DATASET RECORDS Block Start

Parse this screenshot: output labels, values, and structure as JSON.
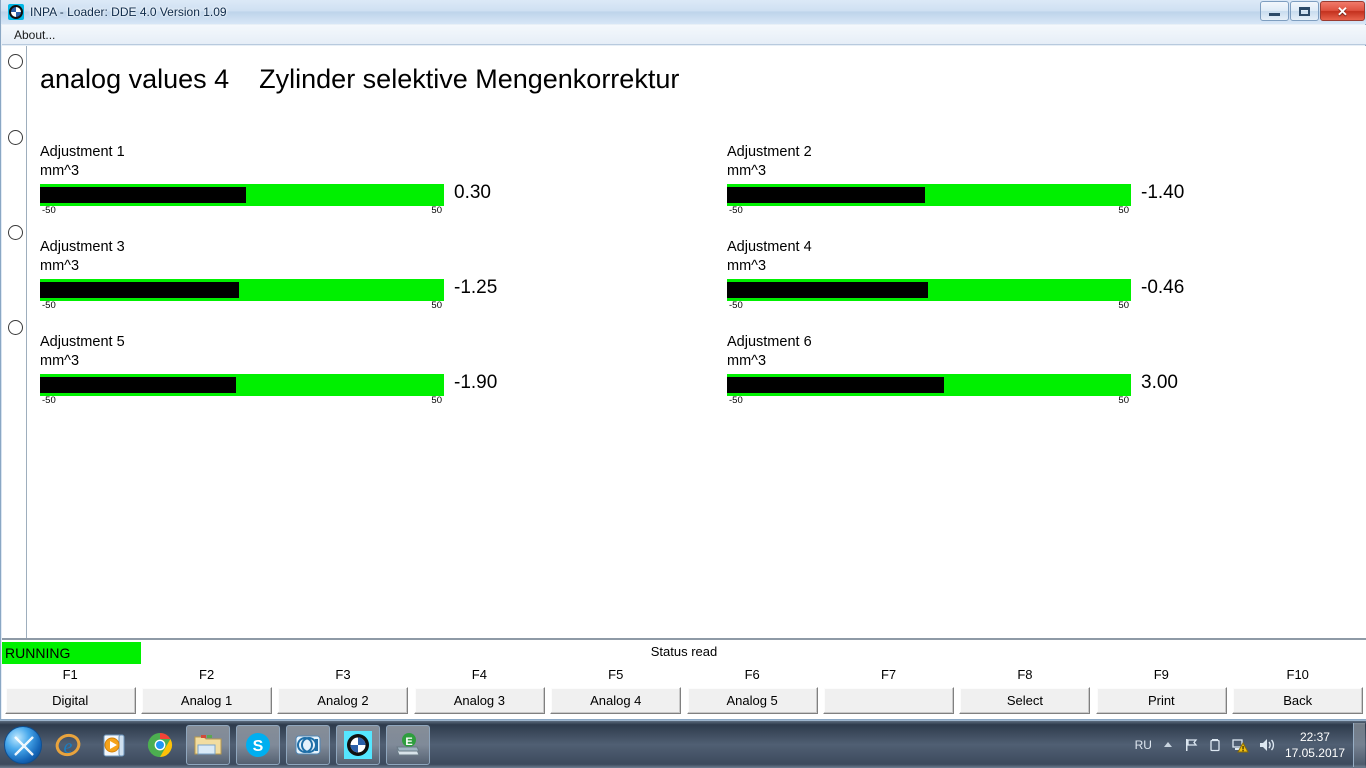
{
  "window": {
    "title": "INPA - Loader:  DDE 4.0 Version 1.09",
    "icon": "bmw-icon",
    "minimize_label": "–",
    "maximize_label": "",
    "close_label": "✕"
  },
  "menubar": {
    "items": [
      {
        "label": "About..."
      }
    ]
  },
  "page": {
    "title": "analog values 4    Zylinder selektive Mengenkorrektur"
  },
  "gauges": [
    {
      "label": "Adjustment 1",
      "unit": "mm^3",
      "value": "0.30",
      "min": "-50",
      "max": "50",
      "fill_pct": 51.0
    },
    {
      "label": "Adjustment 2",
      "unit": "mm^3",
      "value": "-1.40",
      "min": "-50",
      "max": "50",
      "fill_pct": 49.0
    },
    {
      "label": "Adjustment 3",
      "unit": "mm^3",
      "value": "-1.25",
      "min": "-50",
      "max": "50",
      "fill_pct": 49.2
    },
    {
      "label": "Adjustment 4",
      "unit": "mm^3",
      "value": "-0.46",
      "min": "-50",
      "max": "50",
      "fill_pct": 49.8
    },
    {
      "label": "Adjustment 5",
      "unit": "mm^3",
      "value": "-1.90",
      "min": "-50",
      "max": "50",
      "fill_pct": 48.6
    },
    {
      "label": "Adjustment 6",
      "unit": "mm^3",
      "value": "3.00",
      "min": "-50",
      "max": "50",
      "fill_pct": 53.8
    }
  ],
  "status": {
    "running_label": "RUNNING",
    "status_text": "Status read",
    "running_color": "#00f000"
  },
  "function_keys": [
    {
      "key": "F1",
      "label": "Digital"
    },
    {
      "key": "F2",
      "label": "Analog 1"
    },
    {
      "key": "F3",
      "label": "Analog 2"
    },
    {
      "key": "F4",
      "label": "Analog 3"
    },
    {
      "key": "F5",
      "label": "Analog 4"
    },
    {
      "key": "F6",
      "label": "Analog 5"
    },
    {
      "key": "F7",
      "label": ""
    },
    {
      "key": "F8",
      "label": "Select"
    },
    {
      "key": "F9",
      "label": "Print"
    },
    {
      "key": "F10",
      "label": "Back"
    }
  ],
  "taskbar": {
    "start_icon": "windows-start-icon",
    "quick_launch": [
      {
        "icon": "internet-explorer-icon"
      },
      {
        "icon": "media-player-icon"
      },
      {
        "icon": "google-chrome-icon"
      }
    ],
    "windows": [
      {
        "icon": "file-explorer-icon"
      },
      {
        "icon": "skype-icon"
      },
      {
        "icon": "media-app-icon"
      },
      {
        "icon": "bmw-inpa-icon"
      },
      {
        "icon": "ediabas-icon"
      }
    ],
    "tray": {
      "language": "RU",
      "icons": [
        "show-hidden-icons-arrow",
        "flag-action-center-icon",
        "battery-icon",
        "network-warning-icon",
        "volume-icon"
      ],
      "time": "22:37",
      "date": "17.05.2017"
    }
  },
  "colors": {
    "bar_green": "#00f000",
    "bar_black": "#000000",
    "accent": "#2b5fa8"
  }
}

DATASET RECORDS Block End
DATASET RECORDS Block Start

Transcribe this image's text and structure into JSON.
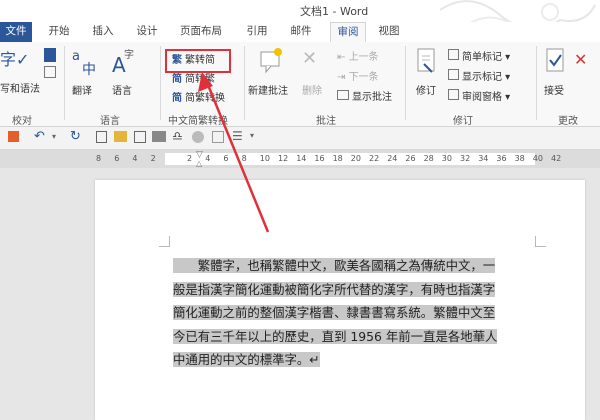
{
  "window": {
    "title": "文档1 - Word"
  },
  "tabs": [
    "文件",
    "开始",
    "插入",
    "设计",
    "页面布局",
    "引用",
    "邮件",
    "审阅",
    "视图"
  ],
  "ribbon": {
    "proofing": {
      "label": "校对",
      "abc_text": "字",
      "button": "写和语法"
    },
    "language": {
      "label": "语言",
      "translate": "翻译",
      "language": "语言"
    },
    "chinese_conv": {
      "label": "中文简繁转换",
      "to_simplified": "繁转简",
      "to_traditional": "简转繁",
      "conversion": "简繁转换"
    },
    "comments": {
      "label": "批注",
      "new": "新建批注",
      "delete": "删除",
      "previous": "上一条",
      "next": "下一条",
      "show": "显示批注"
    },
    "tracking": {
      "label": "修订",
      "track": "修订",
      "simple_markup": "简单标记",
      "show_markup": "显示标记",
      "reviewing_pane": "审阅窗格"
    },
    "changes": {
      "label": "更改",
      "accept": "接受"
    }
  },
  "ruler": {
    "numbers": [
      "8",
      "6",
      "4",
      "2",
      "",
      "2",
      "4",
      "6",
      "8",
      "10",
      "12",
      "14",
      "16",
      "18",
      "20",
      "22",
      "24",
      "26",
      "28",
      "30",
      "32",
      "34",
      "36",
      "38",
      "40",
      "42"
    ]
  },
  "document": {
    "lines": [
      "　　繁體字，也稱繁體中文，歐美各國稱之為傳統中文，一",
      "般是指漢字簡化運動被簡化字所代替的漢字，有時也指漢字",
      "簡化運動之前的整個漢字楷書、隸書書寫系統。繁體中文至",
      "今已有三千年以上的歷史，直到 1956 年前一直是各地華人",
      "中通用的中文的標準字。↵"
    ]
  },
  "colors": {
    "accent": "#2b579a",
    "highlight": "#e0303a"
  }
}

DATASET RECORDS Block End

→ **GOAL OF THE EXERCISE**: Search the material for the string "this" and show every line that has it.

→ **WRITTEN SOLUTION**:
Parse this screenshot: output labels, values, and structure as JSON.
Transcribe this image's text and structure into JSON.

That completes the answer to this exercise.